Along with providing exposure, reviews also tell us something about what we’re doing right and what we can do better. Andree summarized the CD in these words:
Sounds like … melodic corporate worship that recalls Matt Redman, Charlie Hall, The Kry, and Vineyard UK.
At a glance … these songs based on the Psalms are effective rewrites for personal or corporate use, even if they’re not always as penetrating as the source text.
In his review, Andree takes the time to explain that Sovereign Grace isn’t another “worship-centric music compendium,” but a “network of churches that seeks to plant and support daughter congregations through specialized training, publications, and resources.” Glad he points that out. For us, music is a means to an end of building God-honoring, gospel-centered, Spirit-empowered churches. Anything that happens beyond that is a bonus.
He goes on to say that I can be “critical of the current state of modern worship” (which I can be), but then adds that we’re trying to alleviate the problem by writing songs that are theologically driven. He doesn’t mention that we also try to highlight others who are writing thoughtful, biblical, creative congregational worship songs (like Stuart Townend, Matt Redman, Keith and Kristyn Getty, etc.), and that expounding and celebrating the gospel is a theme found in many of our songs. But a reviewer can’t cover everything.

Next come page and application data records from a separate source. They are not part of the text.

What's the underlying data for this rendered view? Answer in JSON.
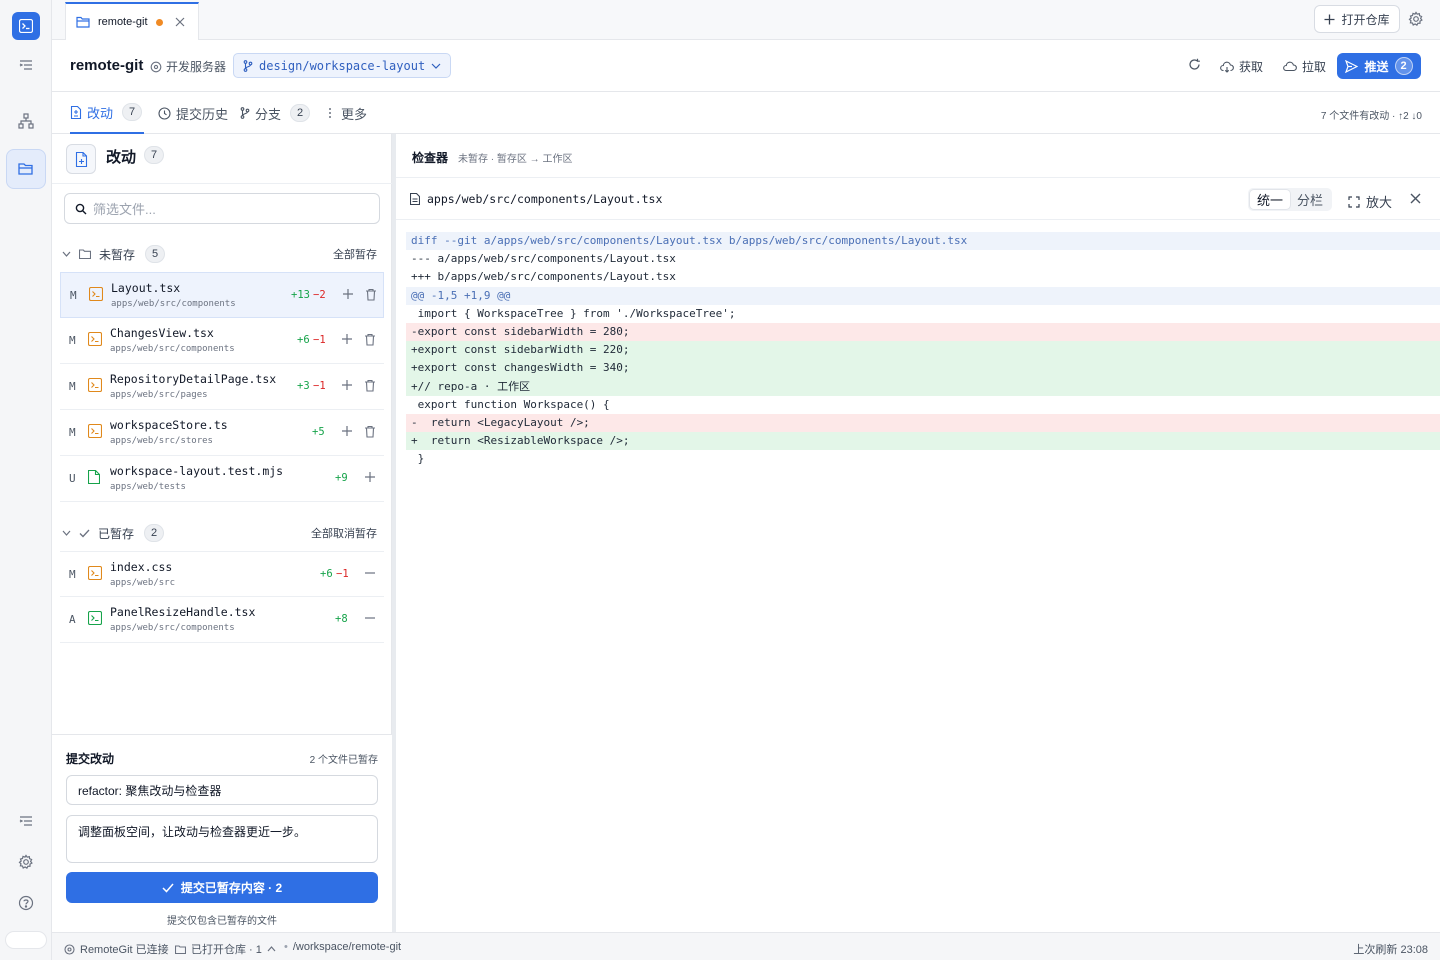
{
  "tabs": [
    {
      "label": "remote-git",
      "modified": true
    }
  ],
  "topbar": {
    "open_repo_label": "打开仓库"
  },
  "header": {
    "repo_name": "remote-git",
    "server_label": "开发服务器",
    "branch": "design/workspace-layout",
    "fetch_label": "获取",
    "pull_label": "拉取",
    "push_label": "推送",
    "push_count": "2"
  },
  "nav": {
    "tabs": [
      {
        "label": "改动",
        "count": "7"
      },
      {
        "label": "提交历史"
      },
      {
        "label": "分支",
        "count": "2"
      },
      {
        "label": "更多"
      }
    ],
    "summary": "7 个文件有改动 · ↑2 ↓0"
  },
  "changes": {
    "title": "改动",
    "count": "7",
    "filter_placeholder": "筛选文件...",
    "unstaged": {
      "label": "未暂存",
      "count": "5",
      "action": "全部暂存",
      "files": [
        {
          "status": "M",
          "name": "Layout.tsx",
          "path": "apps/web/src/components",
          "add": "+13",
          "del": "−2"
        },
        {
          "status": "M",
          "name": "ChangesView.tsx",
          "path": "apps/web/src/components",
          "add": "+6",
          "del": "−1"
        },
        {
          "status": "M",
          "name": "RepositoryDetailPage.tsx",
          "path": "apps/web/src/pages",
          "add": "+3",
          "del": "−1"
        },
        {
          "status": "M",
          "name": "workspaceStore.ts",
          "path": "apps/web/src/stores",
          "add": "+5",
          "del": ""
        },
        {
          "status": "U",
          "name": "workspace-layout.test.mjs",
          "path": "apps/web/tests",
          "add": "+9",
          "del": ""
        }
      ]
    },
    "staged": {
      "label": "已暂存",
      "count": "2",
      "action": "全部取消暂存",
      "files": [
        {
          "status": "M",
          "name": "index.css",
          "path": "apps/web/src",
          "add": "+6",
          "del": "−1"
        },
        {
          "status": "A",
          "name": "PanelResizeHandle.tsx",
          "path": "apps/web/src/components",
          "add": "+8",
          "del": ""
        }
      ]
    }
  },
  "commit": {
    "title": "提交改动",
    "staged_info": "2 个文件已暂存",
    "summary": "refactor: 聚焦改动与检查器",
    "description": "调整面板空间，让改动与检查器更近一步。",
    "button": "提交已暂存内容 · 2",
    "note": "提交仅包含已暂存的文件"
  },
  "inspector": {
    "title": "检查器",
    "subtitle": "未暂存 · 暂存区 → 工作区",
    "file_path": "apps/web/src/components/Layout.tsx",
    "view_unified": "统一",
    "view_split": "分栏",
    "zoom_label": "放大",
    "diff_lines": [
      {
        "type": "meta",
        "text": "diff --git a/apps/web/src/components/Layout.tsx b/apps/web/src/components/Layout.tsx"
      },
      {
        "type": "ctx",
        "text": "--- a/apps/web/src/components/Layout.tsx"
      },
      {
        "type": "ctx",
        "text": "+++ b/apps/web/src/components/Layout.tsx"
      },
      {
        "type": "hunk",
        "text": "@@ -1,5 +1,9 @@"
      },
      {
        "type": "ctx",
        "text": " import { WorkspaceTree } from './WorkspaceTree';"
      },
      {
        "type": "rem",
        "text": "-export const sidebarWidth = 280;"
      },
      {
        "type": "add",
        "text": "+export const sidebarWidth = 220;"
      },
      {
        "type": "add",
        "text": "+export const changesWidth = 340;"
      },
      {
        "type": "add",
        "text": "+// repo-a · 工作区"
      },
      {
        "type": "ctx",
        "text": " export function Workspace() {"
      },
      {
        "type": "rem",
        "text": "-  return <LegacyLayout />;"
      },
      {
        "type": "add",
        "text": "+  return <ResizableWorkspace />;"
      },
      {
        "type": "ctx",
        "text": " }"
      }
    ]
  },
  "statusbar": {
    "connection": "RemoteGit 已连接",
    "opened": "已打开仓库 · 1",
    "path": "/workspace/remote-git",
    "last_refresh": "上次刷新 23:08"
  },
  "colors": {
    "accent": "#2f6fe4",
    "added": "#16a34a",
    "removed": "#dc2626",
    "modified_dot": "#f08a24"
  }
}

Overall, Andree writes, the songs are “pleasant, devotional, and Biblically sound. Psalms may not be an album of new songs that will be remembered for centuries to come, but it still preserves and recasts the beloved texts so fundamental to our faith.” Pleasant. Not the adjective I was hoping for, but better than unpleasant. And if some of the songs are remembered for more than five years, I’ll be happy.

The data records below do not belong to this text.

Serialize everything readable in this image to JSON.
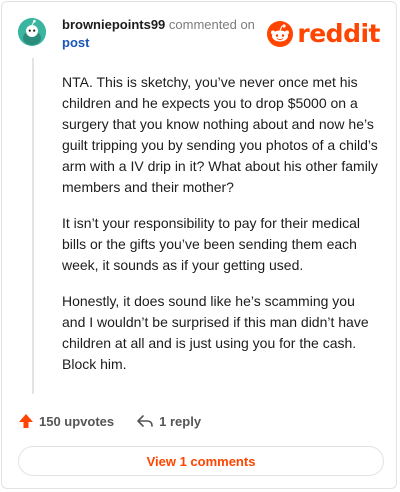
{
  "header": {
    "username": "browniepoints99",
    "action_text": "commented on",
    "post_link": "post"
  },
  "brand": {
    "wordmark": "reddit",
    "color": "#ff4500",
    "icon": "reddit-snoo-icon"
  },
  "avatar": {
    "color": "#3ab5a0"
  },
  "comment": {
    "paragraphs": [
      "NTA. This is sketchy, you’ve never once met his children and he expects you to drop $5000 on a surgery that you know nothing about and now he’s guilt tripping you by sending you photos of a child’s arm with a IV drip in it? What about his other family members and their mother?",
      "It isn’t your responsibility to pay for their medical bills or the gifts you’ve been sending them each week, it sounds as if your getting used.",
      "Honestly, it does sound like he’s scamming you and I wouldn’t be surprised if this man didn’t have children at all and is just using you for the cash. Block him."
    ]
  },
  "actions": {
    "upvotes_label": "150 upvotes",
    "upvote_icon": "upvote-arrow-icon",
    "reply_label": "1 reply",
    "reply_icon": "reply-arrow-icon"
  },
  "footer": {
    "view_comments_label": "View 1 comments"
  }
}
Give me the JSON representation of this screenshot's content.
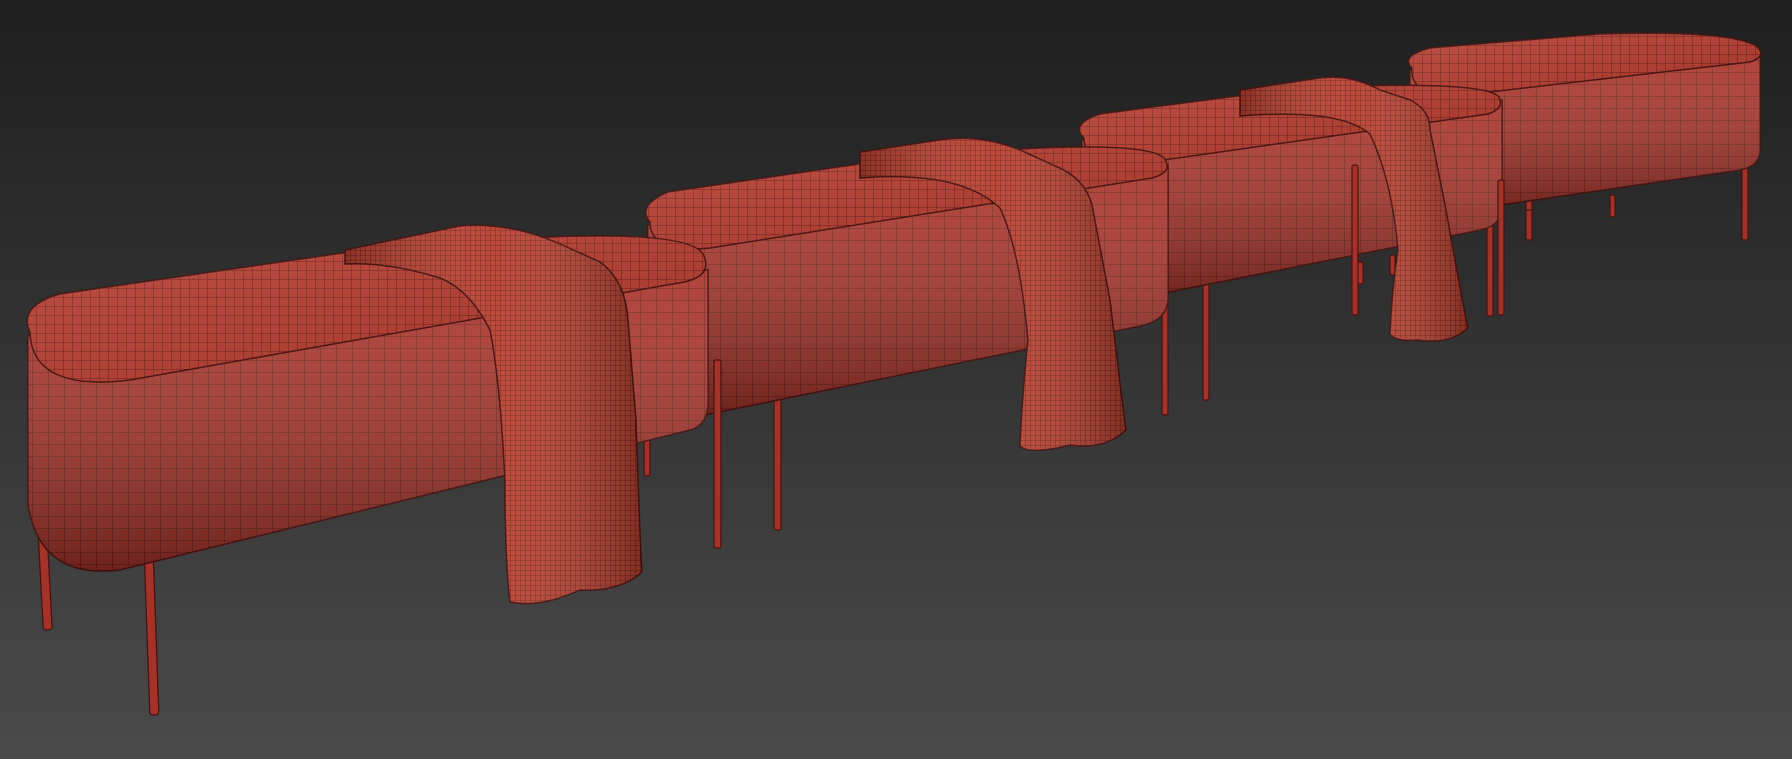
{
  "scene": {
    "description_visible_text": "",
    "background_top": "#1f1f1f",
    "background_bottom": "#4a4a4a",
    "wire_color": "#4a1210",
    "surface_color": "#b8392c",
    "surface_light": "#d4503f",
    "surface_dark": "#7c2018",
    "leg_color": "#a33328"
  },
  "objects": [
    {
      "name": "bench-1",
      "kind": "upholstered bench with metal legs",
      "has_throw": true
    },
    {
      "name": "bench-2",
      "kind": "upholstered bench with metal legs",
      "has_throw": true
    },
    {
      "name": "bench-3",
      "kind": "upholstered bench with metal legs",
      "has_throw": true
    },
    {
      "name": "bench-4",
      "kind": "upholstered bench with metal legs",
      "has_throw": false
    }
  ]
}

I’m always interested in what people think of the music we produce. A few years ago we worked on a mission statement for Sovereign Grace Music and came up with this:
Sovereign Grace Music exists to serve the local church as an extension of Sovereign Grace Ministries. Our mission is to encourage the worship of God in spirit and truth through:

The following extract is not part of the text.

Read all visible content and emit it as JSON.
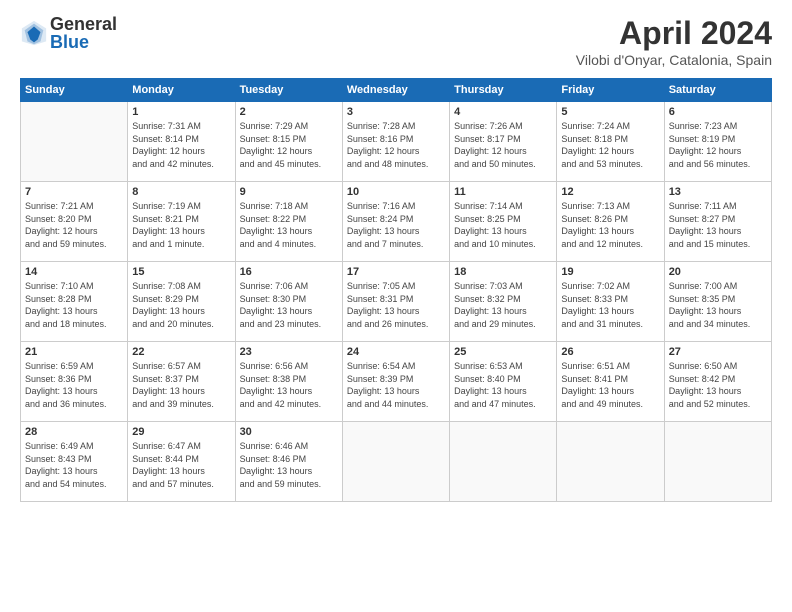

- developing a clear biblical theology of worship which will guide our understanding and practice of personal and corporate worship.
- writing and producing songs characterized by sound doctrine, gospel-centeredness, passion, and multi-generational appeal. Our aim is to benefit from the rich heritage of the past while utilizing the best musical ideas and technology of the present.
- educating and training local church musicians to fulfill their calling more effectively
Critics help us accomplish these goals. So my hat’s off to CT for giving us an opportunity to learn. And if you ever have any thoughts about our music, good or bad, please email me.